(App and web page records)
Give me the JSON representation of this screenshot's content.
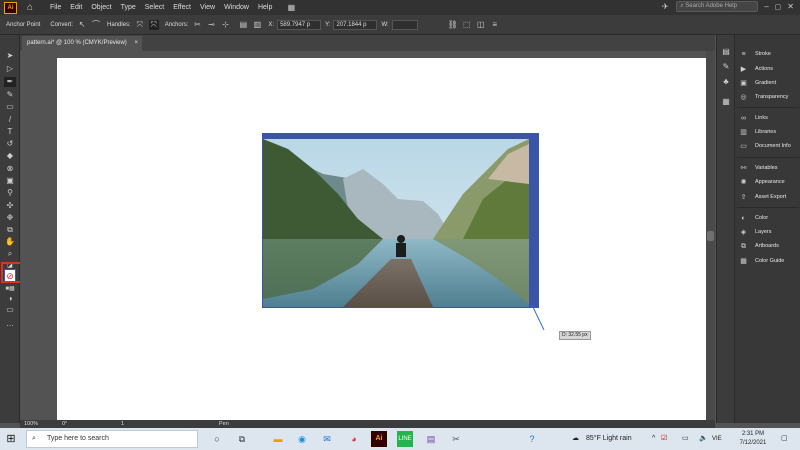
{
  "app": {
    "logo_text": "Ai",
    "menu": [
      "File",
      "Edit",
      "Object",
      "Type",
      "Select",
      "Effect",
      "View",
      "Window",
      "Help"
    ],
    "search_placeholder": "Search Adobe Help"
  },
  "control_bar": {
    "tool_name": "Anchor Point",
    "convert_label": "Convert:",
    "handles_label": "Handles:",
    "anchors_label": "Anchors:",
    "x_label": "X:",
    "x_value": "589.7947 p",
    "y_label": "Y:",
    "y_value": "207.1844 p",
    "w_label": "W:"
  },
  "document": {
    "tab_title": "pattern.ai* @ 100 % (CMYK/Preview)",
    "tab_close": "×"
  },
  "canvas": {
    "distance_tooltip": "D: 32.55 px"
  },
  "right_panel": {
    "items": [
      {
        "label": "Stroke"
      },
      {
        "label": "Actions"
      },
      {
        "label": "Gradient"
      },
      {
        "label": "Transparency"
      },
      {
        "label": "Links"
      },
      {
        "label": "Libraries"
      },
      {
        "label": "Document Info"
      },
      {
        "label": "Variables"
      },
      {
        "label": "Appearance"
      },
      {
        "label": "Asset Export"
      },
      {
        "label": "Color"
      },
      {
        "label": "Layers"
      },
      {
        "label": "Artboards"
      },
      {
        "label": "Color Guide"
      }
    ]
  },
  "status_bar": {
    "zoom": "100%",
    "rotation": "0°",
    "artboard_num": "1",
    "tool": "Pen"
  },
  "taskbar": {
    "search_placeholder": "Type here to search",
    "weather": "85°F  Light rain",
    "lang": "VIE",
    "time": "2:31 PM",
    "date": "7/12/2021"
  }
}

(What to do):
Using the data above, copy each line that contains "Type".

(Reply to the task):
      "Type",
    "search_placeholder": "Type here to search",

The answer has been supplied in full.